About this task: Output all the records below, word for word.

Top of Records to use

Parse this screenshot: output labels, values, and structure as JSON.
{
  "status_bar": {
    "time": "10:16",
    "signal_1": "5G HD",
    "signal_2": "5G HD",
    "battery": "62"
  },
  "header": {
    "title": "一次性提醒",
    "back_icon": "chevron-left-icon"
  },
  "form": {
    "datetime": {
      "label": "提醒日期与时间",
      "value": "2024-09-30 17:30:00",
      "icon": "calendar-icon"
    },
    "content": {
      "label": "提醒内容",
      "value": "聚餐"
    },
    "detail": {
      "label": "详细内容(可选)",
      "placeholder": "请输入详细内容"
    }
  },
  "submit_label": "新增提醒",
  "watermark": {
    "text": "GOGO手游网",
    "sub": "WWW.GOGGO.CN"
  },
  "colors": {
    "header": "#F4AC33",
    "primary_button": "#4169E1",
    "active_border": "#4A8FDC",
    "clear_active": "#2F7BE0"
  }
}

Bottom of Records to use

Answer for this exercise:
Parse this screenshot: output labels, values, and structure as JSON.
{
  "status_bar": {
    "time": "10:16",
    "signal_1": "5G HD",
    "signal_2": "5G HD",
    "battery": "62"
  },
  "header": {
    "title": "一次性提醒",
    "back_icon": "chevron-left-icon"
  },
  "form": {
    "datetime": {
      "label": "提醒日期与时间",
      "value": "2024-09-30 17:30:00",
      "icon": "calendar-icon"
    },
    "content": {
      "label": "提醒内容",
      "value": "聚餐"
    },
    "detail": {
      "label": "详细内容(可选)",
      "placeholder": "请输入详细内容"
    }
  },
  "submit_label": "新增提醒",
  "watermark": {
    "text": "GOGO手游网",
    "sub": "WWW.GOGGO.CN"
  },
  "colors": {
    "header": "#F4AC33",
    "primary_button": "#4169E1",
    "active_border": "#4A8FDC",
    "clear_active": "#2F7BE0"
  }
}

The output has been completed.